This gem... is a simple list of big questions all of us would do well to ask about life and how best to live it. As the topics flit around delightfully, it avoids being either heavy-handed or precious... Any of these could spur a deep conversation with a curious kid — or adult. "Are experiences more real when I’m awake than when I’m dreaming?" Good question.
Jostein Gaarder introduced children to philosophy with his novel Sophie's World, and this little picture book looks as if it would do the same for younger children...a good starting point for discussion for infants and juniors.
This unusual book is really two books working together to make something new. In a series of evocative illustrations, readers follow a boy through a field into woods, and into a ghost story—a story of memory, love and loss. On facing pages, a series of questions run parallel to the story. Among them are questions central to our understanding of the world and our place in it—an excellent introduction to philosophy. Every question in this book is one that you could discuss for hours. The book is lovely in and of itself, but a true wonder for the conversations it will foster between you and your child.
Moving and meditative . . . infectiously introspective ... Anything’s possible here. Give this eerily enchanting, one-of-a-kind collection to curious youngsters—and prepare for discussion.
Jostein Gaarder brings out the existentialist in even the youngest reader... [A] story about love, death, and many topics in between... provide[s] an opportunity for readers of all ages to explore their own feelings on these same subjects and the world around them. Quiet, respectful, and touching.
A lovely and probing book for older readers unafraid to ponder deep questions of philosophy.
This book had me hooked from the very first page. I loved how the casual illustrations and seemingly random questions were able to tell such a deep and heartbreaking story, and I loved how this book showed confidence in children’s capacity to understand the world around them and think deeply. I adored the illustrations, and the questions left me thinking a long time after I’d put the book down. 5/5
The questions are certainly provocative, begging for reflection.
Fans of Gaarder will love this book. It’s definitely one to treasure; to be delved into again and again. Whilst no answers are provided it will enable naturally inquisitive children (and adults) to discuss and explore their own answers.
Wonderful... This book is a kid’s perfect philosophical companion. In it one experiences the joy of thinking and the growth of wisdom, imagination, and human values.
Gaarder and Düzakin prove themselves to be an evenly matched pair. Both of them succeed in opening spaces for thought and associations; both of them prompt us, with this clever, poetic, and lightly melancholic book, to find our own answers to existential questions.
The text and pictures are inseparable. Unless you want to miss the story completely, you cannot skip one or the other. It is beautiful.

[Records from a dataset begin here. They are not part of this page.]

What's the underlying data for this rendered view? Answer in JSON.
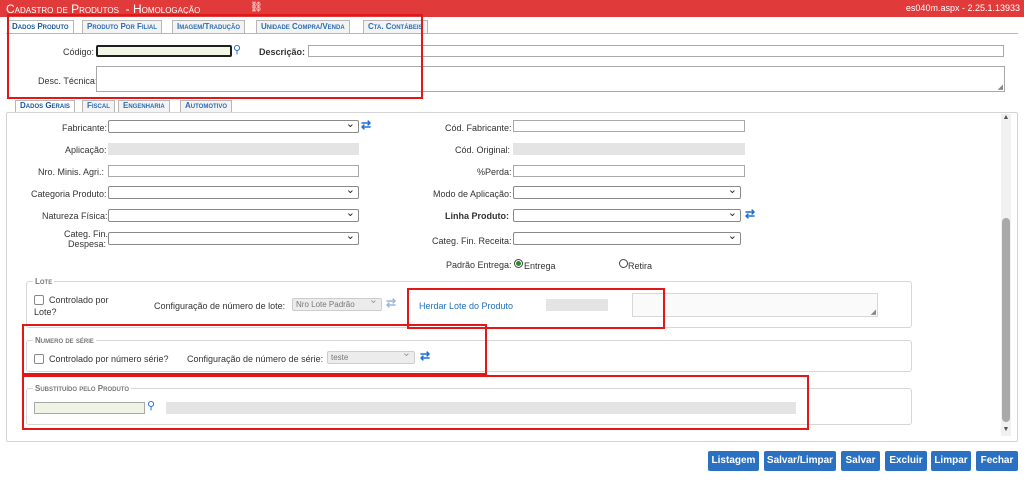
{
  "titlebar": {
    "title": "Cadastro de Produtos",
    "env": "- Homologação",
    "version": "es040m.aspx - 2.25.1.13933"
  },
  "tabs": [
    "Dados Produto",
    "Produto Por Filial",
    "Imagem/Tradução",
    "Unidade Compra/Venda",
    "Cta. Contábeis"
  ],
  "header": {
    "codigo_label": "Código:",
    "descricao_label": "Descrição:",
    "desc_tecnica_label": "Desc. Técnica:"
  },
  "subtabs": [
    "Dados Gerais",
    "Fiscal",
    "Engenharia",
    "Automotivo"
  ],
  "form": {
    "fabricante": "Fabricante:",
    "aplicacao": "Aplicação:",
    "nro_minis": "Nro. Minis. Agri.:",
    "categoria": "Categoria Produto:",
    "natureza": "Natureza Física:",
    "categ_fin_despesa_1": "Categ. Fin.",
    "categ_fin_despesa_2": "Despesa:",
    "cod_fabricante": "Cód. Fabricante:",
    "cod_original": "Cód. Original:",
    "perda": "%Perda:",
    "modo_aplicacao": "Modo de Aplicação:",
    "linha_produto": "Linha Produto:",
    "categ_fin_receita": "Categ. Fin. Receita:",
    "padrao_entrega": "Padrão Entrega:",
    "entrega": "Entrega",
    "retira": "Retira"
  },
  "lote": {
    "legend": "Lote",
    "controlado_1": "Controlado por",
    "controlado_2": "Lote?",
    "config_label": "Configuração de número de lote:",
    "config_value": "Nro Lote Padrão",
    "herdar_link": "Herdar Lote do Produto"
  },
  "serie": {
    "legend": "Numero de série",
    "controlado": "Controlado por número série?",
    "config_label": "Configuração de número de série:",
    "config_value": "teste"
  },
  "substituido": {
    "legend": "Substituído pelo Produto"
  },
  "buttons": [
    "Listagem",
    "Salvar/Limpar",
    "Salvar",
    "Excluir",
    "Limpar",
    "Fechar"
  ],
  "colors": {
    "titlebar": "#e03a3a",
    "button": "#2a71c2",
    "highlight": "#e21818"
  }
}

Akin Düzakin plays with our feelings and thoughts, obliging us to question ourselves, to reflect not only on the story of the boy in his illustrations, but – almost in spite of us – on our own story, too... You should read the text and pictures separately, at first, then together, then start over again and again to grasp the incredible force of this book and to savor every one of its subtleties.

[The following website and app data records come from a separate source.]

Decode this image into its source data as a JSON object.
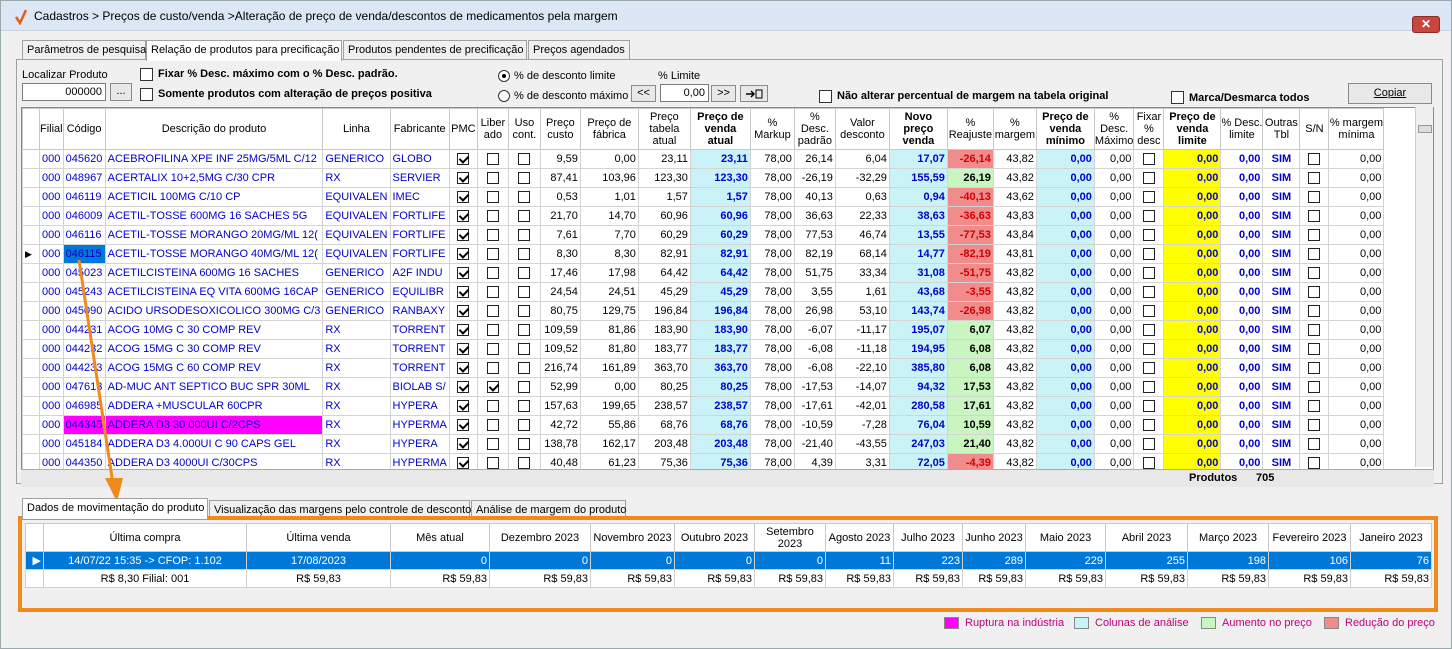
{
  "window": {
    "title": "Cadastros > Preços de custo/venda >Alteração de preço de venda/descontos de medicamentos pela margem",
    "close": "✕"
  },
  "tabs": [
    "Parâmetros de pesquisa",
    "Relação de produtos para precificação",
    "Produtos pendentes de precificação",
    "Preços agendados"
  ],
  "toolbar": {
    "find_label": "Localizar Produto",
    "find_value": "000000",
    "find_btn": "...",
    "fix_label": "Fixar % Desc. máximo com o % Desc. padrão.",
    "only_label": "Somente produtos com alteração de preços positiva",
    "radio1": "% de desconto limite",
    "radio2": "% de desconto máximo",
    "limit_label": "% Limite",
    "limit_value": "0,00",
    "prev": "<<",
    "next": ">>",
    "no_alter": "Não alterar percentual de margem na tabela original",
    "mark_all": "Marca/Desmarca todos",
    "copy": "Copiar"
  },
  "grid": {
    "headers": [
      "Filial",
      "Código",
      "Descrição do produto",
      "Linha",
      "Fabricante",
      "PMC",
      "Liber ado",
      "Uso cont.",
      "Preço custo",
      "Preço de fábrica",
      "Preço tabela atual",
      "Preço de venda atual",
      "% Markup",
      "% Desc. padrão",
      "Valor desconto",
      "Novo preço venda",
      "% Reajuste",
      "% margem",
      "Preço de venda mínimo",
      "% Desc. Máximo",
      "Fixar % desc",
      "Preço de venda limite",
      "% Desc. limite",
      "Outras Tbl",
      "S/N",
      "% margem mínima"
    ],
    "rows": [
      [
        "000",
        "045620",
        "ACEBROFILINA XPE INF 25MG/5ML C/12",
        "GENERICO",
        "GLOBO",
        1,
        0,
        0,
        "9,59",
        "0,00",
        "23,11",
        "23,11",
        "78,00",
        "26,14",
        "6,04",
        "17,07",
        "-26,14",
        "43,82",
        "0,00",
        "0,00",
        0,
        "0,00",
        "0,00",
        "SIM",
        0,
        "0,00"
      ],
      [
        "000",
        "048967",
        "ACERTALIX 10+2,5MG C/30 CPR",
        "RX",
        "SERVIER",
        1,
        0,
        0,
        "87,41",
        "103,96",
        "123,30",
        "123,30",
        "78,00",
        "-26,19",
        "-32,29",
        "155,59",
        "26,19",
        "43,82",
        "0,00",
        "0,00",
        0,
        "0,00",
        "0,00",
        "SIM",
        0,
        "0,00"
      ],
      [
        "000",
        "046119",
        "ACETICIL 100MG C/10 CP",
        "EQUIVALEN",
        "IMEC",
        1,
        0,
        0,
        "0,53",
        "1,01",
        "1,57",
        "1,57",
        "78,00",
        "40,13",
        "0,63",
        "0,94",
        "-40,13",
        "43,62",
        "0,00",
        "0,00",
        0,
        "0,00",
        "0,00",
        "SIM",
        0,
        "0,00"
      ],
      [
        "000",
        "046009",
        "ACETIL-TOSSE 600MG 16 SACHES 5G",
        "EQUIVALEN",
        "FORTLIFE",
        1,
        0,
        0,
        "21,70",
        "14,70",
        "60,96",
        "60,96",
        "78,00",
        "36,63",
        "22,33",
        "38,63",
        "-36,63",
        "43,83",
        "0,00",
        "0,00",
        0,
        "0,00",
        "0,00",
        "SIM",
        0,
        "0,00"
      ],
      [
        "000",
        "046116",
        "ACETIL-TOSSE MORANGO 20MG/ML 12(",
        "EQUIVALEN",
        "FORTLIFE",
        1,
        0,
        0,
        "7,61",
        "7,70",
        "60,29",
        "60,29",
        "78,00",
        "77,53",
        "46,74",
        "13,55",
        "-77,53",
        "43,84",
        "0,00",
        "0,00",
        0,
        "0,00",
        "0,00",
        "SIM",
        0,
        "0,00"
      ],
      [
        "000",
        "046115",
        "ACETIL-TOSSE MORANGO 40MG/ML 12(",
        "EQUIVALEN",
        "FORTLIFE",
        1,
        0,
        0,
        "8,30",
        "8,30",
        "82,91",
        "82,91",
        "78,00",
        "82,19",
        "68,14",
        "14,77",
        "-82,19",
        "43,81",
        "0,00",
        "0,00",
        0,
        "0,00",
        "0,00",
        "SIM",
        0,
        "0,00"
      ],
      [
        "000",
        "045023",
        "ACETILCISTEINA 600MG 16 SACHES",
        "GENERICO",
        "A2F INDU",
        1,
        0,
        0,
        "17,46",
        "17,98",
        "64,42",
        "64,42",
        "78,00",
        "51,75",
        "33,34",
        "31,08",
        "-51,75",
        "43,82",
        "0,00",
        "0,00",
        0,
        "0,00",
        "0,00",
        "SIM",
        0,
        "0,00"
      ],
      [
        "000",
        "045243",
        "ACETILCISTEINA EQ VITA 600MG 16CAP",
        "GENERICO",
        "EQUILIBR",
        1,
        0,
        0,
        "24,54",
        "24,51",
        "45,29",
        "45,29",
        "78,00",
        "3,55",
        "1,61",
        "43,68",
        "-3,55",
        "43,82",
        "0,00",
        "0,00",
        0,
        "0,00",
        "0,00",
        "SIM",
        0,
        "0,00"
      ],
      [
        "000",
        "045090",
        "ACIDO URSODESOXICOLICO 300MG C/3",
        "GENERICO",
        "RANBAXY",
        1,
        0,
        0,
        "80,75",
        "129,75",
        "196,84",
        "196,84",
        "78,00",
        "26,98",
        "53,10",
        "143,74",
        "-26,98",
        "43,82",
        "0,00",
        "0,00",
        0,
        "0,00",
        "0,00",
        "SIM",
        0,
        "0,00"
      ],
      [
        "000",
        "044231",
        "ACOG 10MG C 30 COMP REV",
        "RX",
        "TORRENT",
        1,
        0,
        0,
        "109,59",
        "81,86",
        "183,90",
        "183,90",
        "78,00",
        "-6,07",
        "-11,17",
        "195,07",
        "6,07",
        "43,82",
        "0,00",
        "0,00",
        0,
        "0,00",
        "0,00",
        "SIM",
        0,
        "0,00"
      ],
      [
        "000",
        "044232",
        "ACOG 15MG C 30 COMP REV",
        "RX",
        "TORRENT",
        1,
        0,
        0,
        "109,52",
        "81,80",
        "183,77",
        "183,77",
        "78,00",
        "-6,08",
        "-11,18",
        "194,95",
        "6,08",
        "43,82",
        "0,00",
        "0,00",
        0,
        "0,00",
        "0,00",
        "SIM",
        0,
        "0,00"
      ],
      [
        "000",
        "044233",
        "ACOG 15MG C 60 COMP REV",
        "RX",
        "TORRENT",
        1,
        0,
        0,
        "216,74",
        "161,89",
        "363,70",
        "363,70",
        "78,00",
        "-6,08",
        "-22,10",
        "385,80",
        "6,08",
        "43,82",
        "0,00",
        "0,00",
        0,
        "0,00",
        "0,00",
        "SIM",
        0,
        "0,00"
      ],
      [
        "000",
        "047613",
        "AD-MUC ANT SEPTICO BUC SPR 30ML",
        "RX",
        "BIOLAB S/",
        1,
        1,
        0,
        "52,99",
        "0,00",
        "80,25",
        "80,25",
        "78,00",
        "-17,53",
        "-14,07",
        "94,32",
        "17,53",
        "43,82",
        "0,00",
        "0,00",
        0,
        "0,00",
        "0,00",
        "SIM",
        0,
        "0,00"
      ],
      [
        "000",
        "046985",
        "ADDERA +MUSCULAR 60CPR",
        "RX",
        "HYPERA",
        1,
        0,
        0,
        "157,63",
        "199,65",
        "238,57",
        "238,57",
        "78,00",
        "-17,61",
        "-42,01",
        "280,58",
        "17,61",
        "43,82",
        "0,00",
        "0,00",
        0,
        "0,00",
        "0,00",
        "SIM",
        0,
        "0,00"
      ],
      [
        "000",
        "044345",
        "ADDERA D3 30 000UI C/2CPS",
        "RX",
        "HYPERMA",
        1,
        0,
        0,
        "42,72",
        "55,86",
        "68,76",
        "68,76",
        "78,00",
        "-10,59",
        "-7,28",
        "76,04",
        "10,59",
        "43,82",
        "0,00",
        "0,00",
        0,
        "0,00",
        "0,00",
        "SIM",
        0,
        "0,00"
      ],
      [
        "000",
        "045184",
        "ADDERA D3 4.000UI C 90 CAPS GEL",
        "RX",
        "HYPERA",
        1,
        0,
        0,
        "138,78",
        "162,17",
        "203,48",
        "203,48",
        "78,00",
        "-21,40",
        "-43,55",
        "247,03",
        "21,40",
        "43,82",
        "0,00",
        "0,00",
        0,
        "0,00",
        "0,00",
        "SIM",
        0,
        "0,00"
      ],
      [
        "000",
        "044350",
        "ADDERA D3 4000UI C/30CPS",
        "RX",
        "HYPERMA",
        1,
        0,
        0,
        "40,48",
        "61,23",
        "75,36",
        "75,36",
        "78,00",
        "4,39",
        "3,31",
        "72,05",
        "-4,39",
        "43,82",
        "0,00",
        "0,00",
        0,
        "0,00",
        "0,00",
        "SIM",
        0,
        "0,00"
      ]
    ],
    "footer_label": "Produtos",
    "footer_value": "705"
  },
  "lower_tabs": [
    "Dados de movimentação do produto",
    "Visualização das margens pelo controle de desconto",
    "Análise de margem do produto"
  ],
  "movement": {
    "headers": [
      "Última compra",
      "Última venda",
      "Mês atual",
      "Dezembro 2023",
      "Novembro 2023",
      "Outubro 2023",
      "Setembro 2023",
      "Agosto 2023",
      "Julho 2023",
      "Junho 2023",
      "Maio 2023",
      "Abril 2023",
      "Março 2023",
      "Fevereiro 2023",
      "Janeiro 2023"
    ],
    "row1": [
      "14/07/22 15:35 -> CFOP: 1.102",
      "17/08/2023",
      "0",
      "0",
      "0",
      "0",
      "0",
      "11",
      "223",
      "289",
      "229",
      "255",
      "198",
      "106",
      "76"
    ],
    "row2": [
      "R$ 8,30 Filial: 001",
      "R$ 59,83",
      "R$ 59,83",
      "R$ 59,83",
      "R$ 59,83",
      "R$ 59,83",
      "R$ 59,83",
      "R$ 59,83",
      "R$ 59,83",
      "R$ 59,83",
      "R$ 59,83",
      "R$ 59,83",
      "R$ 59,83",
      "R$ 59,83",
      "R$ 59,83"
    ]
  },
  "legend": [
    {
      "label": "Ruptura na indústria",
      "color": "#ff00ff"
    },
    {
      "label": "Colunas de análise",
      "color": "#c9f3f7"
    },
    {
      "label": "Aumento no preço",
      "color": "#c8f5c0"
    },
    {
      "label": "Redução do preço",
      "color": "#f08c8c"
    }
  ]
}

Philosophical themes intertwine in this illustrated story that speaks to us of friendship, being, love, the unknown, fear, and the courage we need to live our own lives and know what and who we really are.
A book that fosters commonality and that brings us closer together.
Questions Asked is extraordinarily profound and encourages readers to seek answers to their own questions. Perfectly complemented by the beautiful illustrations by Akin Düzakin, author Jostein Gaarder provides a deeply philosophical work that will resonate with readers both young and old
Both remarkable books in very different ways, these young reader titles are a marvel of art, story, and imagination.
Intimate and introspective... A haunting and provocative reminder that the void left by a person’s death or departure is often filled by difficult, even unanswerable questions.
Kids will have no trouble discerning the meaningful story told within the pages of Questions Asked. Though there is no dialogue, the boy’s questions, paired with the magical illustrations, tell a powerful, compelling story of love, loss, sorrow, and eventually new hope.
A series of thought-provoking questions, mashed up with Düzakin's dreamy, calming illustrations.... This is a special book for mature readers and budding philosophers... They will find a lot to chew on and discuss.
Questions Asked is extraordinarily profound and encourages readers to seek answers to their own questions.
My favorite question is, “Do ghosts and angels exist?” And my answer is no because no one can prove that. At least, I think so. At the same time, I am afraid of darkness, too!! The illustrations are very good and blend with the reader’s thoughts. The author did a great job of compiling all these questions. It is a great book–read and enjoy it.
PRAISE FOR SOPHIE'S WORLD
A marvellously rich book. Its success boils down to something quite simple - Gaarder's gift for communicating ideas.
Challenging, informative and packed with easily grasped, and imitable, ways of thinking about difficult ideas.
Remarkable...what Jostein Gaarder has managed to do is condense 3000 years of thought into 400 pages; to simplify some extremely complicated arguments without trivialising them...an extraordinary achievement.
A whimsical and ingenious mystery novel that also happens to be a history of philosophy... What is admirable in the novel is the utter unpretentiousness of the philosophical lessons.